Records from a data collection:
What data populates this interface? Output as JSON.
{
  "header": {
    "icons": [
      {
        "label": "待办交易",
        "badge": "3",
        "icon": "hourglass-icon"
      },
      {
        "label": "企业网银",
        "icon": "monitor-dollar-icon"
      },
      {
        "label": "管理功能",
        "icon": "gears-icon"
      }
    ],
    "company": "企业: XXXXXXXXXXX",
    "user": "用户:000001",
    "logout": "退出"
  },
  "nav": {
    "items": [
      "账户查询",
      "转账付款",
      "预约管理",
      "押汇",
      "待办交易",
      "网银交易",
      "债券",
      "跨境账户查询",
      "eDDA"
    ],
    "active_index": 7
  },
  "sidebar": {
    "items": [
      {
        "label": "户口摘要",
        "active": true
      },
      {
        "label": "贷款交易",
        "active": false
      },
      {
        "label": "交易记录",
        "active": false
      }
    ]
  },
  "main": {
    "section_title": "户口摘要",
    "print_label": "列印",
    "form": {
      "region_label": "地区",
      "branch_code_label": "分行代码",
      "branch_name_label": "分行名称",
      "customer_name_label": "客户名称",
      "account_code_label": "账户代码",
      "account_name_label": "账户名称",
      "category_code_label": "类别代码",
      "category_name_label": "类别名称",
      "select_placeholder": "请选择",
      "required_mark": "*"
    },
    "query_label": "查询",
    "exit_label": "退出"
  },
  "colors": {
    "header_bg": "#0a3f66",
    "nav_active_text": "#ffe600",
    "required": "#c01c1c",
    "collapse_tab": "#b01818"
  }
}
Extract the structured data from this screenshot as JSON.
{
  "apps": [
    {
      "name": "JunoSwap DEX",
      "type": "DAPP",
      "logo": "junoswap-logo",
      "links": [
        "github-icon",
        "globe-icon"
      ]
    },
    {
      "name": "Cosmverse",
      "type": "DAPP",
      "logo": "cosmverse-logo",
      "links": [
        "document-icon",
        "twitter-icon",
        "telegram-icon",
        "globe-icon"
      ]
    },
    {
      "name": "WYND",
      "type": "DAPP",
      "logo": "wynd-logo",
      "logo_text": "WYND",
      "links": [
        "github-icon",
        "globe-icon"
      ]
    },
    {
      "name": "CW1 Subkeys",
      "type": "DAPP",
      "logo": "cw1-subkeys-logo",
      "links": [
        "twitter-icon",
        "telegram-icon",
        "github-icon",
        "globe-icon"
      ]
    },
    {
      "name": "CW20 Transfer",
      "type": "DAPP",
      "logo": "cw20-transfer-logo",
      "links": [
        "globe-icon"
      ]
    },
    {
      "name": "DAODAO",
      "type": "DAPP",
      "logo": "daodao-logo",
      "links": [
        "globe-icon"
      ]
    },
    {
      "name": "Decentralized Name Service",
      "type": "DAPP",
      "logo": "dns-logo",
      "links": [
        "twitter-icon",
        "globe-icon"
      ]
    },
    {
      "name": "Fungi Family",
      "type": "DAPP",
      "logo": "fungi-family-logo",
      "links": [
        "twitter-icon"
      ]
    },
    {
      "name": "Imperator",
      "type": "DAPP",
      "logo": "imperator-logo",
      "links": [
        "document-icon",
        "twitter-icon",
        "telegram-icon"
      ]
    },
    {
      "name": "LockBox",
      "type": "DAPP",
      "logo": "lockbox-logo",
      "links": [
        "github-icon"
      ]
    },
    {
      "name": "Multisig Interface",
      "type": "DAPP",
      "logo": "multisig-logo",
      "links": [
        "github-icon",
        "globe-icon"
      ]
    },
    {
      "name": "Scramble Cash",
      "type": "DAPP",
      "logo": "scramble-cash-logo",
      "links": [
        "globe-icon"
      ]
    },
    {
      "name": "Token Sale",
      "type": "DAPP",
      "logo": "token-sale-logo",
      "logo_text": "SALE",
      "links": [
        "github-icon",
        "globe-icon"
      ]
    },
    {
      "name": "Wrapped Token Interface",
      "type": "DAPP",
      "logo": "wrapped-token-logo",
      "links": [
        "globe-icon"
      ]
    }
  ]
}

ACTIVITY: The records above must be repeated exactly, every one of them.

RESPONSE TO THIS EXERCISE:
What data populates this interface? Output as JSON.
{
  "header": {
    "icons": [
      {
        "label": "待办交易",
        "badge": "3",
        "icon": "hourglass-icon"
      },
      {
        "label": "企业网银",
        "icon": "monitor-dollar-icon"
      },
      {
        "label": "管理功能",
        "icon": "gears-icon"
      }
    ],
    "company": "企业: XXXXXXXXXXX",
    "user": "用户:000001",
    "logout": "退出"
  },
  "nav": {
    "items": [
      "账户查询",
      "转账付款",
      "预约管理",
      "押汇",
      "待办交易",
      "网银交易",
      "债券",
      "跨境账户查询",
      "eDDA"
    ],
    "active_index": 7
  },
  "sidebar": {
    "items": [
      {
        "label": "户口摘要",
        "active": true
      },
      {
        "label": "贷款交易",
        "active": false
      },
      {
        "label": "交易记录",
        "active": false
      }
    ]
  },
  "main": {
    "section_title": "户口摘要",
    "print_label": "列印",
    "form": {
      "region_label": "地区",
      "branch_code_label": "分行代码",
      "branch_name_label": "分行名称",
      "customer_name_label": "客户名称",
      "account_code_label": "账户代码",
      "account_name_label": "账户名称",
      "category_code_label": "类别代码",
      "category_name_label": "类别名称",
      "select_placeholder": "请选择",
      "required_mark": "*"
    },
    "query_label": "查询",
    "exit_label": "退出"
  },
  "colors": {
    "header_bg": "#0a3f66",
    "nav_active_text": "#ffe600",
    "required": "#c01c1c",
    "collapse_tab": "#b01818"
  }
}
Extract the structured data from this screenshot as JSON.
{
  "apps": [
    {
      "name": "JunoSwap DEX",
      "type": "DAPP",
      "logo": "junoswap-logo",
      "links": [
        "github-icon",
        "globe-icon"
      ]
    },
    {
      "name": "Cosmverse",
      "type": "DAPP",
      "logo": "cosmverse-logo",
      "links": [
        "document-icon",
        "twitter-icon",
        "telegram-icon",
        "globe-icon"
      ]
    },
    {
      "name": "WYND",
      "type": "DAPP",
      "logo": "wynd-logo",
      "logo_text": "WYND",
      "links": [
        "github-icon",
        "globe-icon"
      ]
    },
    {
      "name": "CW1 Subkeys",
      "type": "DAPP",
      "logo": "cw1-subkeys-logo",
      "links": [
        "twitter-icon",
        "telegram-icon",
        "github-icon",
        "globe-icon"
      ]
    },
    {
      "name": "CW20 Transfer",
      "type": "DAPP",
      "logo": "cw20-transfer-logo",
      "links": [
        "globe-icon"
      ]
    },
    {
      "name": "DAODAO",
      "type": "DAPP",
      "logo": "daodao-logo",
      "links": [
        "globe-icon"
      ]
    },
    {
      "name": "Decentralized Name Service",
      "type": "DAPP",
      "logo": "dns-logo",
      "links": [
        "twitter-icon",
        "globe-icon"
      ]
    },
    {
      "name": "Fungi Family",
      "type": "DAPP",
      "logo": "fungi-family-logo",
      "links": [
        "twitter-icon"
      ]
    },
    {
      "name": "Imperator",
      "type": "DAPP",
      "logo": "imperator-logo",
      "links": [
        "document-icon",
        "twitter-icon",
        "telegram-icon"
      ]
    },
    {
      "name": "LockBox",
      "type": "DAPP",
      "logo": "lockbox-logo",
      "links": [
        "github-icon"
      ]
    },
    {
      "name": "Multisig Interface",
      "type": "DAPP",
      "logo": "multisig-logo",
      "links": [
        "github-icon",
        "globe-icon"
      ]
    },
    {
      "name": "Scramble Cash",
      "type": "DAPP",
      "logo": "scramble-cash-logo",
      "links": [
        "globe-icon"
      ]
    },
    {
      "name": "Token Sale",
      "type": "DAPP",
      "logo": "token-sale-logo",
      "logo_text": "SALE",
      "links": [
        "github-icon",
        "globe-icon"
      ]
    },
    {
      "name": "Wrapped Token Interface",
      "type": "DAPP",
      "logo": "wrapped-token-logo",
      "links": [
        "globe-icon"
      ]
    }
  ]
}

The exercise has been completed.